Tanja Fajon and Vladimír Bilčík, the members of the European Parliament (EP) delegation in the inter-party dialogue about the election rules in Serbia’s Parliament, told Belgrade media that the lowering of the threshold was not discussed last autumn and that the voting rules’ changes were supposed to be talked about after the ballot, the FoNet news agency reported on Tuesday.
Fajon said she was surprised with President Aleksandar Vučić’s idea, while Bilčík added the move opened the issue of the election’s fairness.
“I’m surprised and worried about the lowering of the election threshold,” Fajon, an MEP and Chair of EP Delegation to Serbia, told the Belgrade Blic daily.
She added she had not heard any party mentioning the threshold lowering during the dialogue.
“Radical changes of election rules ahead of the vote are a very dangerous tactic,” Fajon warned and added that was usually not considered a good practice and could seriously undermine the confidence.
She also said that if late changes were necessary, it should be an agreement among the election’s participants.
Bilčík told the Belgrade Politika daily he was intrigued with the lowering of the election threshold which had been in power since 1992.
He added it could be lowered, but that any new political initiative which changed rules ahead of the vote raised the question of the process’ fairness.
“No political party had mentioned that issue during our mediation in Serbia, unlike some other suggestions that were adopted and being implemented,” Bilčík said.
He also said he would very carefully monitor all further political and legal initiative in the area.
Also on Tuesday, the President of the Independent Union of Serbia’s Journalists (NUNS) Željko Bodrožić told N1 morning programme that the idea to lower threshold for general elections in spring was a political manoeuvre and Vučić’s message that he wanted to rule the country on his own.
Bodrožić said that the regime’s decision to lower the threshold from five to three percent aimed at encouraging “small parties” to take part in the election, and “a finger in the eye” to the opposition Alliance for Serbia (SzS) which said would boycott the vote.
He also said he suspected the intention was honourable.

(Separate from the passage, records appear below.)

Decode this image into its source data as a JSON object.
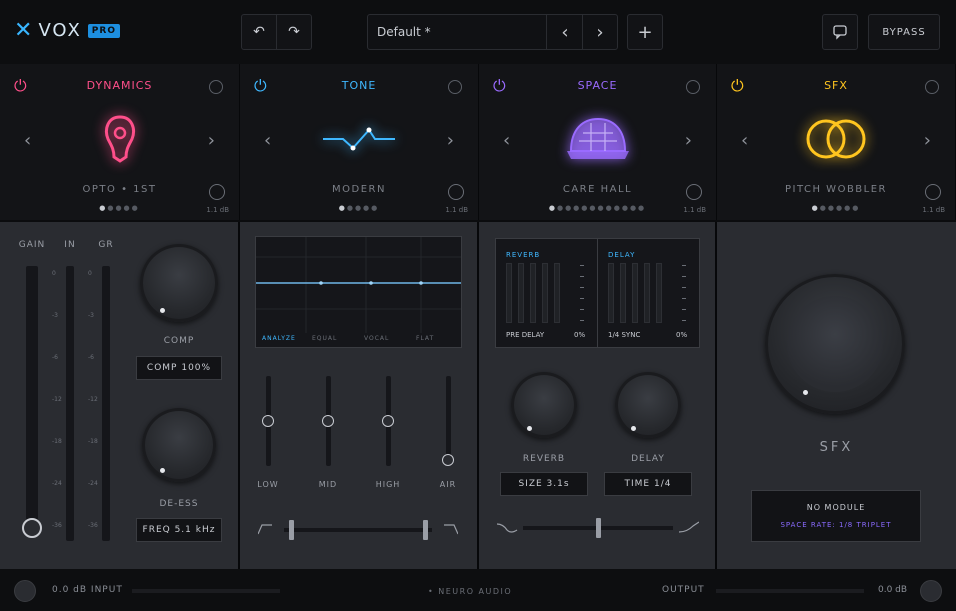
{
  "app": {
    "logo_text": "VOX",
    "logo_badge": "PRO"
  },
  "topbar": {
    "undo_glyph": "↶",
    "redo_glyph": "↷",
    "preset_name": "Default *",
    "prev_glyph": "‹",
    "next_glyph": "›",
    "add_glyph": "+",
    "chat_icon": "speech-bubble-icon",
    "bypass_label": "BYPASS"
  },
  "modules": [
    {
      "title": "DYNAMICS",
      "color": "#ff4f8a",
      "preset": "OPTO • 1ST",
      "value": "1.1 dB",
      "dots": 5,
      "active": 0
    },
    {
      "title": "TONE",
      "color": "#3fb8ff",
      "preset": "MODERN",
      "value": "1.1 dB",
      "dots": 5,
      "active": 0
    },
    {
      "title": "SPACE",
      "color": "#9a6bff",
      "preset": "CARE HALL",
      "value": "1.1 dB",
      "dots": 12,
      "active": 0
    },
    {
      "title": "SFX",
      "color": "#ffc51f",
      "preset": "PITCH WOBBLER",
      "value": "1.1 dB",
      "dots": 6,
      "active": 0
    }
  ],
  "dynamics": {
    "meter_labels": [
      "GAIN",
      "IN",
      "GR"
    ],
    "scale": [
      "0",
      "-3",
      "-6",
      "-12",
      "-18",
      "-24",
      "-36"
    ],
    "comp_label": "COMP",
    "comp_value": "COMP 100%",
    "deess_label": "DE-ESS",
    "deess_value": "FREQ 5.1 kHz",
    "comp_level": 0.55,
    "deess_level": 0.4
  },
  "tone": {
    "eq_tabs": [
      "ANALYZE",
      "EQUAL",
      "VOCAL",
      "FLAT"
    ],
    "bands": [
      {
        "label": "LOW",
        "level": 0.5
      },
      {
        "label": "MID",
        "level": 0.5
      },
      {
        "label": "HIGH",
        "level": 0.5
      },
      {
        "label": "AIR",
        "level": 0.0
      }
    ],
    "filter_low": 0.05,
    "filter_high": 0.95
  },
  "space": {
    "reverb_title": "REVERB",
    "delay_title": "DELAY",
    "reverb_footer": "PRE DELAY",
    "reverb_mix": "0%",
    "delay_footer": "1/4 SYNC",
    "delay_mix": "0%",
    "reverb_label": "REVERB",
    "delay_label": "DELAY",
    "reverb_value": "SIZE 3.1s",
    "delay_value": "TIME 1/4",
    "mix_position": 0.5
  },
  "sfx": {
    "label": "SFX",
    "info_line1": "NO MODULE",
    "info_line2": "SPACE RATE: 1/8 TRIPLET",
    "amount": 0.2
  },
  "bottom": {
    "input_label": "0.0 dB INPUT",
    "center_label": "• NEURO AUDIO",
    "output_label": "OUTPUT",
    "output_value": "0.0 dB"
  }
}
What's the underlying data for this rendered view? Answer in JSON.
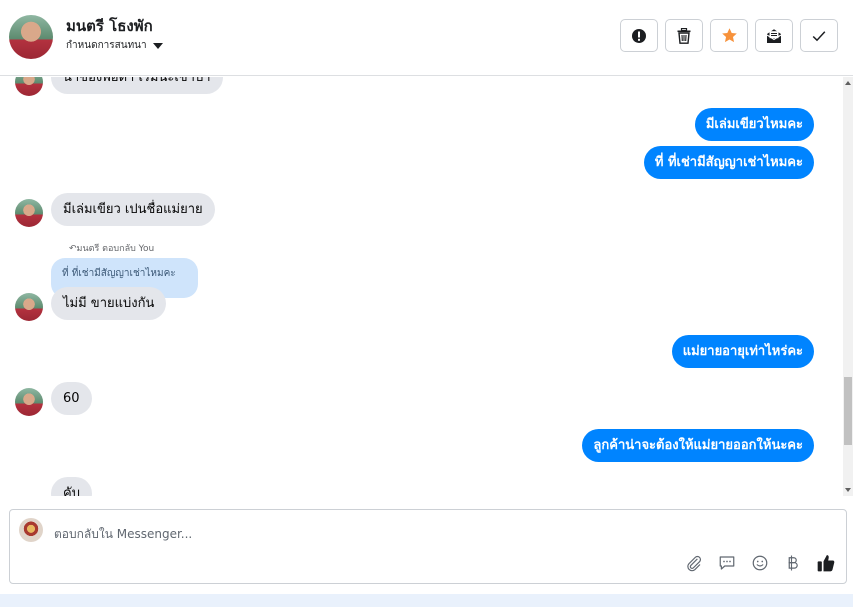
{
  "header": {
    "contact_name": "มนตรี โธงพัก",
    "subtitle": "กำหนดการสนทนา"
  },
  "messages": {
    "m0": "น้าของพ่อตา เริ่มนะเข้าปา",
    "m1": "มีเล่มเขียวไหมคะ",
    "m2": "ที่ ที่เช่ามีสัญญาเช่าไหมคะ",
    "m3": "มีเล่มเขียว เปนชื่อแม่ยาย",
    "reply_note": "มนตรี ตอบกลับ You",
    "quoted": "ที่ ที่เช่ามีสัญญาเช่าไหมคะ",
    "m4": "ไม่มี ขายแบ่งกัน",
    "m5": "แม่ยายอายุเท่าไหร่คะ",
    "m6": "60",
    "m7": "ลูกค้าน่าจะต้องให้แม่ยายออกให้นะคะ",
    "m8": "คับ"
  },
  "composer": {
    "placeholder": "ตอบกลับใน Messenger..."
  },
  "colors": {
    "outgoing": "#0084ff",
    "incoming": "#e4e6eb",
    "star": "#f7923b"
  },
  "icons": [
    "alert-icon",
    "trash-icon",
    "star-icon",
    "mark-unread-icon",
    "check-icon",
    "attach-icon",
    "saved-reply-icon",
    "emoji-icon",
    "baht-icon",
    "like-icon"
  ]
}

“The rules are not changed in the election year… The issue should have been mentioned earlier,” Bodrožić said, adding that the move was not necessarily lousy idea “if we were a normal society,” adding that “it should not be done by a decree.”
He said that “the President has been sending messages in the last several years he wants to rule alone. The multi-patty system is dying in Serbia.”